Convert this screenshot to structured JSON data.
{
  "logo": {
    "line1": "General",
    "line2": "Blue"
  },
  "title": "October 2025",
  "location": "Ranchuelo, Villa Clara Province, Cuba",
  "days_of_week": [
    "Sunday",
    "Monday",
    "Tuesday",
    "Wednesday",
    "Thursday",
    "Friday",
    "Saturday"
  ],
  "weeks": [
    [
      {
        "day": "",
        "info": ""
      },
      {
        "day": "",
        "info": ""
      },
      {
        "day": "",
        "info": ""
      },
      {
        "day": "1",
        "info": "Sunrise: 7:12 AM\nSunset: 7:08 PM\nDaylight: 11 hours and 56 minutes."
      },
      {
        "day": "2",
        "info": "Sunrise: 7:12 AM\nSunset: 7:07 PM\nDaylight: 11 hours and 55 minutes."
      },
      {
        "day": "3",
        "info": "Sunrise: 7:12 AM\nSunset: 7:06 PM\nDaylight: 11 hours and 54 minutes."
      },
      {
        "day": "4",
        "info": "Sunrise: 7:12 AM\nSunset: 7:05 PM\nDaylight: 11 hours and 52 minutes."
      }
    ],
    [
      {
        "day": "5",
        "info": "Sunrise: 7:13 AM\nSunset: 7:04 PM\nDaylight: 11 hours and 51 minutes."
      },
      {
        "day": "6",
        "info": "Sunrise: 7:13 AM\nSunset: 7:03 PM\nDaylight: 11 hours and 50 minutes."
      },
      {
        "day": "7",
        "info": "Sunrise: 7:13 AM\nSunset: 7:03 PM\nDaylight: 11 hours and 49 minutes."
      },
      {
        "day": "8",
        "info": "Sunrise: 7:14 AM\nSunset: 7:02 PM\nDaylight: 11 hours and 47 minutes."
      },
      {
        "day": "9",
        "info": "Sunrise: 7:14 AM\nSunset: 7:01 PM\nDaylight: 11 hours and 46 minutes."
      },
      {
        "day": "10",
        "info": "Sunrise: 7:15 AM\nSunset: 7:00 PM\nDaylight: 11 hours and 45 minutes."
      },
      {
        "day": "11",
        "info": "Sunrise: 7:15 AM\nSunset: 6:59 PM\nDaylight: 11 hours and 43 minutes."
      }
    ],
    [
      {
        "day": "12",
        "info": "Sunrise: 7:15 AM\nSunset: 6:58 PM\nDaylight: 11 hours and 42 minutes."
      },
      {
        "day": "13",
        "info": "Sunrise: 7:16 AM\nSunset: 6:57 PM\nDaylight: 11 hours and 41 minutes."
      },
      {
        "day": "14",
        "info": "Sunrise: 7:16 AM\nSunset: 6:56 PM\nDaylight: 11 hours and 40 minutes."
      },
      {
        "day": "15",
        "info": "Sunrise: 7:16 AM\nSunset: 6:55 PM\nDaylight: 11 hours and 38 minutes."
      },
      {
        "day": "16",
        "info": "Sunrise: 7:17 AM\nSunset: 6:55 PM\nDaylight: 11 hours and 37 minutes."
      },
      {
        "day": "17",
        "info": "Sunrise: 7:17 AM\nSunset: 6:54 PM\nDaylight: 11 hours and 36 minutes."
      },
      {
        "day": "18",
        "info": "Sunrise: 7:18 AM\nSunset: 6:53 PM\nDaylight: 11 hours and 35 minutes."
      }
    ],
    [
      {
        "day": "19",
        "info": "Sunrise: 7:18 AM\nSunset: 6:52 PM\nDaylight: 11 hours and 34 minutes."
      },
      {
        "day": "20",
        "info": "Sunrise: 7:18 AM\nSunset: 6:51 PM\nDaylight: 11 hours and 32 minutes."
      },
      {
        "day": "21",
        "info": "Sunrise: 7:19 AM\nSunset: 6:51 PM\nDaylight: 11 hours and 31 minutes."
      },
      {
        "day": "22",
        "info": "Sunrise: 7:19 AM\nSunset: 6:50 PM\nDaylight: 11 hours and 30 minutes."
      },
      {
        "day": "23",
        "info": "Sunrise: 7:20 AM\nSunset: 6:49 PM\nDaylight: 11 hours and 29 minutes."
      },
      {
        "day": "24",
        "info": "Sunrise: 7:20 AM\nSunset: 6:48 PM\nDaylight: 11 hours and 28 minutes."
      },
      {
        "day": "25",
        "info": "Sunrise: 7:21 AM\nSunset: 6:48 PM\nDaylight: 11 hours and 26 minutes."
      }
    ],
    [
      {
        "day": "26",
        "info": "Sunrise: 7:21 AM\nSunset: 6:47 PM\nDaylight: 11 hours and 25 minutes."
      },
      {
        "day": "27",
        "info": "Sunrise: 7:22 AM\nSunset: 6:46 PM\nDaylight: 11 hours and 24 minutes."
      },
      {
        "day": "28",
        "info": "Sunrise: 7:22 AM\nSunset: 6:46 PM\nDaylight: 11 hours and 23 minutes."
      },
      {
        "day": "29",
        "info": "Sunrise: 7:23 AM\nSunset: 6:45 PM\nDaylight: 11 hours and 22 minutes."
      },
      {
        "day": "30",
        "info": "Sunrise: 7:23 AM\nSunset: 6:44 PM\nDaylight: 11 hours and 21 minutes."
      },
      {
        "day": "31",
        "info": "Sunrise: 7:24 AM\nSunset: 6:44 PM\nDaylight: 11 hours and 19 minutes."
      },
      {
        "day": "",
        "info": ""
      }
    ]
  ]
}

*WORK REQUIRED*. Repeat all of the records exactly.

*TASK RESPONSE*.
Convert this screenshot to structured JSON data.
{
  "logo": {
    "line1": "General",
    "line2": "Blue"
  },
  "title": "October 2025",
  "location": "Ranchuelo, Villa Clara Province, Cuba",
  "days_of_week": [
    "Sunday",
    "Monday",
    "Tuesday",
    "Wednesday",
    "Thursday",
    "Friday",
    "Saturday"
  ],
  "weeks": [
    [
      {
        "day": "",
        "info": ""
      },
      {
        "day": "",
        "info": ""
      },
      {
        "day": "",
        "info": ""
      },
      {
        "day": "1",
        "info": "Sunrise: 7:12 AM\nSunset: 7:08 PM\nDaylight: 11 hours and 56 minutes."
      },
      {
        "day": "2",
        "info": "Sunrise: 7:12 AM\nSunset: 7:07 PM\nDaylight: 11 hours and 55 minutes."
      },
      {
        "day": "3",
        "info": "Sunrise: 7:12 AM\nSunset: 7:06 PM\nDaylight: 11 hours and 54 minutes."
      },
      {
        "day": "4",
        "info": "Sunrise: 7:12 AM\nSunset: 7:05 PM\nDaylight: 11 hours and 52 minutes."
      }
    ],
    [
      {
        "day": "5",
        "info": "Sunrise: 7:13 AM\nSunset: 7:04 PM\nDaylight: 11 hours and 51 minutes."
      },
      {
        "day": "6",
        "info": "Sunrise: 7:13 AM\nSunset: 7:03 PM\nDaylight: 11 hours and 50 minutes."
      },
      {
        "day": "7",
        "info": "Sunrise: 7:13 AM\nSunset: 7:03 PM\nDaylight: 11 hours and 49 minutes."
      },
      {
        "day": "8",
        "info": "Sunrise: 7:14 AM\nSunset: 7:02 PM\nDaylight: 11 hours and 47 minutes."
      },
      {
        "day": "9",
        "info": "Sunrise: 7:14 AM\nSunset: 7:01 PM\nDaylight: 11 hours and 46 minutes."
      },
      {
        "day": "10",
        "info": "Sunrise: 7:15 AM\nSunset: 7:00 PM\nDaylight: 11 hours and 45 minutes."
      },
      {
        "day": "11",
        "info": "Sunrise: 7:15 AM\nSunset: 6:59 PM\nDaylight: 11 hours and 43 minutes."
      }
    ],
    [
      {
        "day": "12",
        "info": "Sunrise: 7:15 AM\nSunset: 6:58 PM\nDaylight: 11 hours and 42 minutes."
      },
      {
        "day": "13",
        "info": "Sunrise: 7:16 AM\nSunset: 6:57 PM\nDaylight: 11 hours and 41 minutes."
      },
      {
        "day": "14",
        "info": "Sunrise: 7:16 AM\nSunset: 6:56 PM\nDaylight: 11 hours and 40 minutes."
      },
      {
        "day": "15",
        "info": "Sunrise: 7:16 AM\nSunset: 6:55 PM\nDaylight: 11 hours and 38 minutes."
      },
      {
        "day": "16",
        "info": "Sunrise: 7:17 AM\nSunset: 6:55 PM\nDaylight: 11 hours and 37 minutes."
      },
      {
        "day": "17",
        "info": "Sunrise: 7:17 AM\nSunset: 6:54 PM\nDaylight: 11 hours and 36 minutes."
      },
      {
        "day": "18",
        "info": "Sunrise: 7:18 AM\nSunset: 6:53 PM\nDaylight: 11 hours and 35 minutes."
      }
    ],
    [
      {
        "day": "19",
        "info": "Sunrise: 7:18 AM\nSunset: 6:52 PM\nDaylight: 11 hours and 34 minutes."
      },
      {
        "day": "20",
        "info": "Sunrise: 7:18 AM\nSunset: 6:51 PM\nDaylight: 11 hours and 32 minutes."
      },
      {
        "day": "21",
        "info": "Sunrise: 7:19 AM\nSunset: 6:51 PM\nDaylight: 11 hours and 31 minutes."
      },
      {
        "day": "22",
        "info": "Sunrise: 7:19 AM\nSunset: 6:50 PM\nDaylight: 11 hours and 30 minutes."
      },
      {
        "day": "23",
        "info": "Sunrise: 7:20 AM\nSunset: 6:49 PM\nDaylight: 11 hours and 29 minutes."
      },
      {
        "day": "24",
        "info": "Sunrise: 7:20 AM\nSunset: 6:48 PM\nDaylight: 11 hours and 28 minutes."
      },
      {
        "day": "25",
        "info": "Sunrise: 7:21 AM\nSunset: 6:48 PM\nDaylight: 11 hours and 26 minutes."
      }
    ],
    [
      {
        "day": "26",
        "info": "Sunrise: 7:21 AM\nSunset: 6:47 PM\nDaylight: 11 hours and 25 minutes."
      },
      {
        "day": "27",
        "info": "Sunrise: 7:22 AM\nSunset: 6:46 PM\nDaylight: 11 hours and 24 minutes."
      },
      {
        "day": "28",
        "info": "Sunrise: 7:22 AM\nSunset: 6:46 PM\nDaylight: 11 hours and 23 minutes."
      },
      {
        "day": "29",
        "info": "Sunrise: 7:23 AM\nSunset: 6:45 PM\nDaylight: 11 hours and 22 minutes."
      },
      {
        "day": "30",
        "info": "Sunrise: 7:23 AM\nSunset: 6:44 PM\nDaylight: 11 hours and 21 minutes."
      },
      {
        "day": "31",
        "info": "Sunrise: 7:24 AM\nSunset: 6:44 PM\nDaylight: 11 hours and 19 minutes."
      },
      {
        "day": "",
        "info": ""
      }
    ]
  ]
}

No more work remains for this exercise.